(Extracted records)
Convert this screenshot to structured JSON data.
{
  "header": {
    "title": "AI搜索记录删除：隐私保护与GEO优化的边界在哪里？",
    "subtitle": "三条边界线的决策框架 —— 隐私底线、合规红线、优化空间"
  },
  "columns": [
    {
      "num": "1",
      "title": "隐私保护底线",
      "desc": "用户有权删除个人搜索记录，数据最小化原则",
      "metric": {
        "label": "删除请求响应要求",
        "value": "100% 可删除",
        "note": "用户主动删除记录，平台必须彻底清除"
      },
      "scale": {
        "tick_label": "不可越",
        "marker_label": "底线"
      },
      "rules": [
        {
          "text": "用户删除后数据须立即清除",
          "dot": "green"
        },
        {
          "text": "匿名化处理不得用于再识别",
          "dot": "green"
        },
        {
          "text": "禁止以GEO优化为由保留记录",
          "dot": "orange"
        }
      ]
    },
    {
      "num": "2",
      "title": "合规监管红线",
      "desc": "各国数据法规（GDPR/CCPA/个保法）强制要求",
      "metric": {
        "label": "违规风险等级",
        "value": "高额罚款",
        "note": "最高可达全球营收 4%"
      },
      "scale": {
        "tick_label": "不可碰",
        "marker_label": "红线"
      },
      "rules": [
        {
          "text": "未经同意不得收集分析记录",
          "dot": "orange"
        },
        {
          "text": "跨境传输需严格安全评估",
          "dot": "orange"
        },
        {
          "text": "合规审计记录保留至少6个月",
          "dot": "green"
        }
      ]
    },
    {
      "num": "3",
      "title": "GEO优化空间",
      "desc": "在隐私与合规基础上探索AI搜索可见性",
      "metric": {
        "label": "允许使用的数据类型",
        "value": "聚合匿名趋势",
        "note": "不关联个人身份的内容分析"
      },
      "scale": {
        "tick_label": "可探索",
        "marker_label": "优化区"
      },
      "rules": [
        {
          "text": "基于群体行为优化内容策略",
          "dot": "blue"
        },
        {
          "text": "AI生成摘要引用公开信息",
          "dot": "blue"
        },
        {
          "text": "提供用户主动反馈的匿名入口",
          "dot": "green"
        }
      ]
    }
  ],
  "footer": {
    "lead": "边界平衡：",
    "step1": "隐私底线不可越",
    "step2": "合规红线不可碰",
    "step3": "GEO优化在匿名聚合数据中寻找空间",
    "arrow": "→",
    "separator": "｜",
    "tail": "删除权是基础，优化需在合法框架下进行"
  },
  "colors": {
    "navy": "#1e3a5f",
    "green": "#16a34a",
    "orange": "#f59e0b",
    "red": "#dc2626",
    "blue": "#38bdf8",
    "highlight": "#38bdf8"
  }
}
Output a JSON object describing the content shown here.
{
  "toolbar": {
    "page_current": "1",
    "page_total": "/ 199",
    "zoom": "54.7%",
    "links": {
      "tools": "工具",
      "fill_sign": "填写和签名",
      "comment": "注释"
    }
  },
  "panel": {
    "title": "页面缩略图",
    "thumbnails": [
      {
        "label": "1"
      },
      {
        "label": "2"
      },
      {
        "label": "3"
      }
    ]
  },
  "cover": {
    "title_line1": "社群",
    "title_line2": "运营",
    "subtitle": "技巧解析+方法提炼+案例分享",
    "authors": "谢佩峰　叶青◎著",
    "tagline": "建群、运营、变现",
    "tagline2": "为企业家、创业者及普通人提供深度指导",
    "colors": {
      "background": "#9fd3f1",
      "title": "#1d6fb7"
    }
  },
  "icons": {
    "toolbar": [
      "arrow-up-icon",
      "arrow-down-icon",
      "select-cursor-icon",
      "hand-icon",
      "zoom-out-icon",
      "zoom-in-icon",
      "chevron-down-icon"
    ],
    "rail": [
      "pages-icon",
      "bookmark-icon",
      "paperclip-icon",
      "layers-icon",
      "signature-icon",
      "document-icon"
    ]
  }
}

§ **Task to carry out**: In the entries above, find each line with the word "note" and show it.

§ **Answer section**:
        "note": "用户主动删除记录，平台必须彻底清除"
        "note": "最高可达全球营收 4%"
        "note": "不关联个人身份的内容分析"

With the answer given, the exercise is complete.